→ **Provided records**:

-=-=-=-=-

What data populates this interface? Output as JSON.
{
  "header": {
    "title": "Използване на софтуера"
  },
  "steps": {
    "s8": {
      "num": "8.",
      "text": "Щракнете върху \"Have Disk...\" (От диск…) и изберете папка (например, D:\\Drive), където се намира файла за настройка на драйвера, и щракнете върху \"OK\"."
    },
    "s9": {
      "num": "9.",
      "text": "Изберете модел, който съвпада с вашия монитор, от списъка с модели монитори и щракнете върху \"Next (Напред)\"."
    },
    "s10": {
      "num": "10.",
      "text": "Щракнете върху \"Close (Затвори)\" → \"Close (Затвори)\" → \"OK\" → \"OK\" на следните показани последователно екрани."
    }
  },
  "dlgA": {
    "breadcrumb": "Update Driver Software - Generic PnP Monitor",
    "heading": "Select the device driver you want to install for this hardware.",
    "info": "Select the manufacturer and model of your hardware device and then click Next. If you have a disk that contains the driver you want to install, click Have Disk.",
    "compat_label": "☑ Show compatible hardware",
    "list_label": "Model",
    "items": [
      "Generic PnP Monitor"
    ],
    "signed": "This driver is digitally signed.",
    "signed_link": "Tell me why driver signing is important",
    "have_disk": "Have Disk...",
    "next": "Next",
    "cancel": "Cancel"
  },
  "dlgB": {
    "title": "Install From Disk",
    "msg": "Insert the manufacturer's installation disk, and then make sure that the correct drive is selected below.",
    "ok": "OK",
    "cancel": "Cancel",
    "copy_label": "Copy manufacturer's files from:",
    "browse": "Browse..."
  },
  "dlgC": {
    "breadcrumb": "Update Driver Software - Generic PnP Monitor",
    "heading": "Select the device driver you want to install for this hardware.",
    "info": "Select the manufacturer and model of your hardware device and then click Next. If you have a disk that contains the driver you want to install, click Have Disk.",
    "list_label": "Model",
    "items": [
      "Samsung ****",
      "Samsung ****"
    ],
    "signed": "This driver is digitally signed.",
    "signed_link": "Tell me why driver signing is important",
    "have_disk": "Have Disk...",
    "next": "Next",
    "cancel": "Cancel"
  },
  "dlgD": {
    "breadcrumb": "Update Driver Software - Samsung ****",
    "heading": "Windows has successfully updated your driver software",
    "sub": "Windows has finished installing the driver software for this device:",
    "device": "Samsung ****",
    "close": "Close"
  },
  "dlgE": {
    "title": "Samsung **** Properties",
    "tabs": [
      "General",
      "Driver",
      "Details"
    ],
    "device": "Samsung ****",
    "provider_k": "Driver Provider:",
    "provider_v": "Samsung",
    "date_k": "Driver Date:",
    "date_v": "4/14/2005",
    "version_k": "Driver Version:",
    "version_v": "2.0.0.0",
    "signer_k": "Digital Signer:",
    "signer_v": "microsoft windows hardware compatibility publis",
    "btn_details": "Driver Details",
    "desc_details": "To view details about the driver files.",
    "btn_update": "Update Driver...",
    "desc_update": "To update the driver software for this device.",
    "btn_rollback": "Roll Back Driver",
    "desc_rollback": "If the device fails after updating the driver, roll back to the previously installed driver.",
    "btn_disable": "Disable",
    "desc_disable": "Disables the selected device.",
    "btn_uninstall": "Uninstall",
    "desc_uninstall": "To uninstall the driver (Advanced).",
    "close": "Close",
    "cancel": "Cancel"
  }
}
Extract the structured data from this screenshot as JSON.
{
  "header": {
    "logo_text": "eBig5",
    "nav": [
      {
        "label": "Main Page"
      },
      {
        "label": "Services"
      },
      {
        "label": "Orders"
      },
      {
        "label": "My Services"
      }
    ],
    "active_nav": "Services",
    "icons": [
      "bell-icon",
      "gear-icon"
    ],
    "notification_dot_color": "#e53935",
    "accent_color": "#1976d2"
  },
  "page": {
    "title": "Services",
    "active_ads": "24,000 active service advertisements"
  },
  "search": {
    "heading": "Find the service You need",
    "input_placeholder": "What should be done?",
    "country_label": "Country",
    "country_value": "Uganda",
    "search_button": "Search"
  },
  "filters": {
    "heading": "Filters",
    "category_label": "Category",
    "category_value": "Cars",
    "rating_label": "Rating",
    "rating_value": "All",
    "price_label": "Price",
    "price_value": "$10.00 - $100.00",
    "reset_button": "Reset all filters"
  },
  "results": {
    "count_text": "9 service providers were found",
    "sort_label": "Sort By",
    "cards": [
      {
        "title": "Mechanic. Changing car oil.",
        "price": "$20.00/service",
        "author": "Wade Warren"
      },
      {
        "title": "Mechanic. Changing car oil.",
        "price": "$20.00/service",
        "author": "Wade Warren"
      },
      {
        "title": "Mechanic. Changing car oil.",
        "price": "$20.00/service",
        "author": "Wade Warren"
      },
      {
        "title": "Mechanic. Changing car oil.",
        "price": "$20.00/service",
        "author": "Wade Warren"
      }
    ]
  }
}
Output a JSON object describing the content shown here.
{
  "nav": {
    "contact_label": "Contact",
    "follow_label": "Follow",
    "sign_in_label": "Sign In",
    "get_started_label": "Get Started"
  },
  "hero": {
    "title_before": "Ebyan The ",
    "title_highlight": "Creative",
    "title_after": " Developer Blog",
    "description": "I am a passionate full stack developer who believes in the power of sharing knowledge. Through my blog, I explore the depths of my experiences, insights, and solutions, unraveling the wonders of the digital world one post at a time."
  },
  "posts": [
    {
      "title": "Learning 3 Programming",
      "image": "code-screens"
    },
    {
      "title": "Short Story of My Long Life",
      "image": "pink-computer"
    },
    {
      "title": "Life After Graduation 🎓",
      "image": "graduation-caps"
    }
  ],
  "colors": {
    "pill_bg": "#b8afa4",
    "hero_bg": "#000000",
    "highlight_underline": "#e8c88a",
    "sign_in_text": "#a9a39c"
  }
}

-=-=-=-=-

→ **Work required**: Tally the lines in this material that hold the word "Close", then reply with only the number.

→ **Response area**: 3